How can they even think of doing it? Easy. They’re criminals. They have no conscience. They do this for a living. As a financial services firm with clients throughout the world, we at MyChargeBack have heard about more types of scams than we can probably count. Fake charities are particularly sinister because they play not on your interest in making a quick quid but upon your sympathy for the downtrodden.
Floods, hurricanes, earthquakes, tsunamis, mass shootings. Whatever the tragedy may be, the natural human reaction is to sympathise with the victims and reach out to help them. Which is why immediately after events like these take place, various humanitarian organisations will rush to the scene to be of assistance. For the rest of us glued to our televisions, the maximum we can do is donate much needed money to pay for the good work that they do and enable the victims to begin to rebuild their shattered lives.
So we’ll go online and see if there is a dedicated Red Cross site dealing with the issue. Or a church site. Or a local site. We click, see the urgent appeals for funds, see the horrific photos taken at the scene, and then fill in our credit card details to make a donation.
You May Never Know You Were Scammed
We’re not alone, of course, thousands or even tens of thousands have done the same over the same site. What we don’t know — and may never even find out — is that there’s a good chance we’ve been scammed. In 2005, for example, following Hurricane Katrina, the Red Cross asked the FBI to investigate 15 such phony lookalike websites. One fake Salvation Army website alone collected almost $50,000 in donations.
Real Charities vs. Fake Charities: Can You Tell the Difference?
Hurricane Katrina, thankfully, of course, was a one-time event. Charity scammers are also in it for the long-haul. The American Cancer Society is a long-established, worthy cause. The Cancer Fund of America is not.
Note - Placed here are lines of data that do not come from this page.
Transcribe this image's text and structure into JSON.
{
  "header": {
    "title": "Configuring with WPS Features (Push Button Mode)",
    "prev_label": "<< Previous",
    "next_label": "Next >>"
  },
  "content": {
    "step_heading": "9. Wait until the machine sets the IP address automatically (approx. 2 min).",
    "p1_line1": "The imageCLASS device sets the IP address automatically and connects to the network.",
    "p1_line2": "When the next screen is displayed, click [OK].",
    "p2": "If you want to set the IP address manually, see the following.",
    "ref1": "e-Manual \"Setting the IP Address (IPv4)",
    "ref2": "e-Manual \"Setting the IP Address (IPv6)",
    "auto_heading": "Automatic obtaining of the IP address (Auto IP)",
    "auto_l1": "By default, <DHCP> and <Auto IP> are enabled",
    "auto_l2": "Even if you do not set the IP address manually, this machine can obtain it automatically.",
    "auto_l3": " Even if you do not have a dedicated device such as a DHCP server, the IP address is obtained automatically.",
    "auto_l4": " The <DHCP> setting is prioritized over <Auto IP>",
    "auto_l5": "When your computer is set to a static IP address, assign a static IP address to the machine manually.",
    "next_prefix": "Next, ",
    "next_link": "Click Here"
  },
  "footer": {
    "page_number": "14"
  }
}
The American Diabetes Association is a long-established, worthy cause, but the Defeat Diabetes Foundation is not. The American Heart Association is a long-established, worthy cause, but Heart Support for America is not. Save the Children is a long-established, worthy cause, but Find the Children is not.
Throwing Money Down the Well
In most cases, it’s not easy to tell the difference between real charities and problematic ones. Scammers invest a lot of time and energy into disguising their scams precisely in order to trip you up. Take, for example, the harmless-sounding Wishing Well Foundation USA.
Headquartered in Louisiana and founded by a husband and wife in 1995 or 1996 (depending on the source), the Wishing Well Foundation USA claims to make the last wishes of terminally ill children come true. How can you not sympathise with its goals? It turns out that Wishing Well raised $3.5 million between 1996 and 1997 but only spent $45,214 (or 1% of those contributions), on those children. The rest went to overhead, especially for telemarketer salaries.
What Can You Do
If you’ve donated money to a charity scam, contact MyChargeBack for a free consultation to determine if there’s a way to retrieve your money. We’re a financial services firm that has assisted clients in over a hundred countries get back millions of pounds, euros and dollars lost to scams of all types. And if you’re not sure if a certain charity is a scam or not, ask us. We’ll run it down for you so that you don’t make a mistake.